I always look at objects and wonder, 'How does that work?' or 'How is that manufactured?'
As far back as he can recall Product Engineer Mark Zitto would always look at objects and wonder, “How does that work?” or “How is that manufactured?” His father introduced him to an AMP (TE) engineering manager who gave him a short tour of one of the engineering buildings and explained what engineering was all about. He began his career at TE ten years after graduating, and today feels fortunate to have worked with many people who took the time to help him grow by passing along their expertise and experience. Sharing some of that knowledge with young engineers is a highlight of his current position.
What latest innovation do you see having the biggest impact over the next 10 years?
Ten years is a short period of time when you are talking about innovations having a big impact. I recall a college professor of mine telling the class that the technology existed for thin screen televisions to be built which could be hung on the wall like a picture. That concept seemed so unbelievable at the time but 30 years later such televisions were being mass marketed.

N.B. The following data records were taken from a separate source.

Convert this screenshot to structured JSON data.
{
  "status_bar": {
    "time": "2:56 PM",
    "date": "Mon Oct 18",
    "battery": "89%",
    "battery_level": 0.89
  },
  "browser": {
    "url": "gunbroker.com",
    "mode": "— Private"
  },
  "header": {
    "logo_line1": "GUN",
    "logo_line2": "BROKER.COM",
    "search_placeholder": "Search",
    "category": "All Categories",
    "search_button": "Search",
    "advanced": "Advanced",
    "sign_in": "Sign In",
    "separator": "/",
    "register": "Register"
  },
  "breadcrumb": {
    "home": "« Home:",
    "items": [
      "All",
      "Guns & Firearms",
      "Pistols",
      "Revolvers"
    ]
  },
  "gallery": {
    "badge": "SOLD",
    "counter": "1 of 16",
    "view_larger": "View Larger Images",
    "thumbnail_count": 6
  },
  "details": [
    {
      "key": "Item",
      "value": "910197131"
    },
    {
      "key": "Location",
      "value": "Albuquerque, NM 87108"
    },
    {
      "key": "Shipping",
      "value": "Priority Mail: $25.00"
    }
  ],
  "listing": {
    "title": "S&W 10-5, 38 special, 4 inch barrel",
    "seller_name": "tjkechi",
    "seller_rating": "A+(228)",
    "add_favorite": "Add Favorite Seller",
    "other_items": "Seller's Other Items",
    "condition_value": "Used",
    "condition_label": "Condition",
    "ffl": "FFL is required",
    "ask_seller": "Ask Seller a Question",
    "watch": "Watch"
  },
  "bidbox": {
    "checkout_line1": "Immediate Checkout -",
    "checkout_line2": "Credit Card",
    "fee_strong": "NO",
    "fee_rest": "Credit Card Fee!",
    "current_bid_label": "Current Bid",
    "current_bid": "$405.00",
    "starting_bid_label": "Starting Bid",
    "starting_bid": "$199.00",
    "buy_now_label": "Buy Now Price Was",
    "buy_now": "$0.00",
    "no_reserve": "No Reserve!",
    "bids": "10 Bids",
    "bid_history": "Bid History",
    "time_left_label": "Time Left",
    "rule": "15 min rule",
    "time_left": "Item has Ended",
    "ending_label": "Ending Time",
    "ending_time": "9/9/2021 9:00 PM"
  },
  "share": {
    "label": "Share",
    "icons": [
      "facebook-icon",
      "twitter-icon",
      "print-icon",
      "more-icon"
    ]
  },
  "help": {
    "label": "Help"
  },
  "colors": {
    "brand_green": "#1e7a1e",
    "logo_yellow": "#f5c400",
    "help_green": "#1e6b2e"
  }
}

Although outside my field, I know there is some fascinating work being done in the field of biomedical engineering. It is impossible to predict which one of the now promising theories will prove viable.
What is the single biggest achievement of your career?
Although no single achievement stands out, every year of my career contains accomplishments which I am proud of from the first patent I received over 20 years ago to the cost savings and product extension projects I am working on today. The highlights of my career include collaborating with great people to achieve goals while growing professionally and personally in the process. I feel fortunate to have worked with many people both within TE and elsewhere who took the time to help me grow by passing along their knowledge, expertise and experience. Sharing some of that knowledge with young engineers is a highlight of my current position.
What engineer do you idolize, and what are they best known for?
When I hear the word Idolize no engineers come to mind although one prominent businessman does, Bill Gates. As we all know, Mr. Gates had a very successful career and amassed a great fortune as a result. However, it is his philanthropic work which has won my respect. Mr. Gates and his wife created the Bill and Melinda Gates foundation with the objective of trying to make a major impact on some tough problems, such as poor health and severe poverty in developing countries. The Gates’ donate not only their money but more impressively their time and hard work to the cause.
When did you first realize that you wanted to work in engineering, and why?
My father introduced me to an AMP (TE) engineering manager who was kind enough to give me a short tour of one of the engineering buildings and explain what engineering was all about. I did not begin my career at TE until ten years following my college graduation, working first for two different companies prior to TE. As far back as I can recall and to this day I always look at objects and wonder, “How does that work?” or “How is that manufactured?” My curiosity sometimes drives the other members of my family nuts because their minds do not work in a similar fashion. I assume this basic curiosity is present in all of us who work in the engineering fields.
What would you do if you weren't an engineer?
At one point I seriously considered becoming a high school woodworking teacher. Woodworking has always been a hobby of mine and I enjoy teaching young people so the profession seems like a logical fit. The basic steps needed to successfully complete a woodworking project are similar to those used in engineering new products at TE. The process starts with an idea which is then developed into a design able to be manufactured, drawings are created for the components and finally the components are built into the end item.
Sharing some of that knowledge with young engineers is a highlight of my current position.
- Mark Zitto,
- TE product engineer